|General Patient Care Needs||High – Patients/Residents require TOTAL (patient completes 0%, caregiver provides 100%) to MAXIMUM (patient completes 25%, caregiver provides 75%) assistance from 1 or more caregivers for bathing, toileting, dressing, eating, transferring, walking or wheelchair-based mobility||Initially High to Moderate but as the patient progresses with therapy, he/she generally discharges home at MODERATE (patient completes 75%, caregiver 25%) to MINIMUM (patient completes 50% and caregiver 50%) ASSISTANCE levels.||Mild initially and eventually LOW. Residents can transfer without assistance, get around using a wheelchair, scooter, walker, or cane without caregiver assistance, and are generally able to continue driving and/or enjoy planned community-based activities (shopping, BINGO, movies, etc…)|
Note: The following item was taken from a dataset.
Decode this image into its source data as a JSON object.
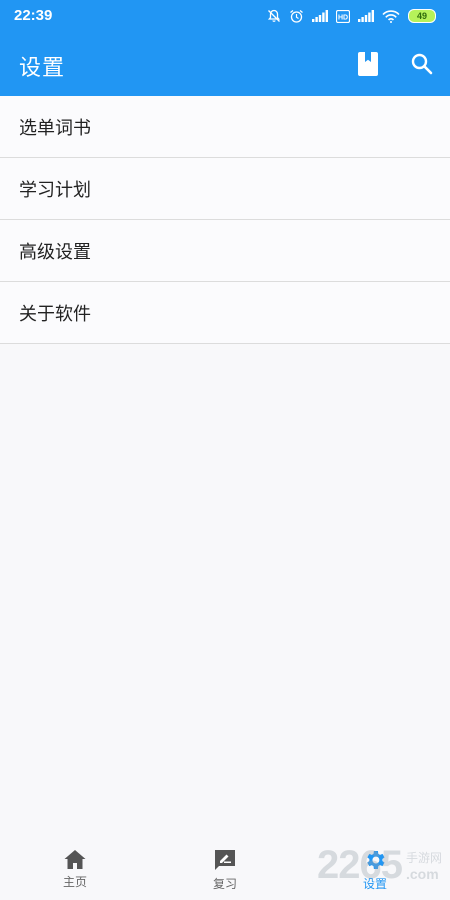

These are general descriptions, the level of care guidelines, and some facilities will provide higher levels of care regardless of the patient’s rehab potential. For example, I have provided treatment to a patient in an ALF (Assistive Living Facility) that required MAX A (the patient could not transfer, walk, or get in/out of bed without a great deal of efforts and consistent 75% or greater caregiver-assist level). Generally, patients in an ALF should be able to transfer without the skilled assistance of a caregiver, nurse or therapist because most ALF’s DO NOT have or provide ON-SITE, SKILLED NURSING or REHABILITATION! If your loved one requires assistance every time he/she transfers, walks, or gets in/out of bed, I recommend an SNF (Skilled Nursing/Rehab Facility) or Home Health with therapy until he/she is able to transfer, walk and get in/out of bed with less assistance.
Thank you for visiting my site and I sincerely hope you learned something to make the decision for placing your loved one in an alternative care setting easier. However, if you have any questions or need further advice, please contact me. If I do not know the answer, I will put forth my best effort to find the answer or tell you I do not know the answer. I am honored to have you visit my site, and I honestly strive to make caregiving easier and safer.
Til next time,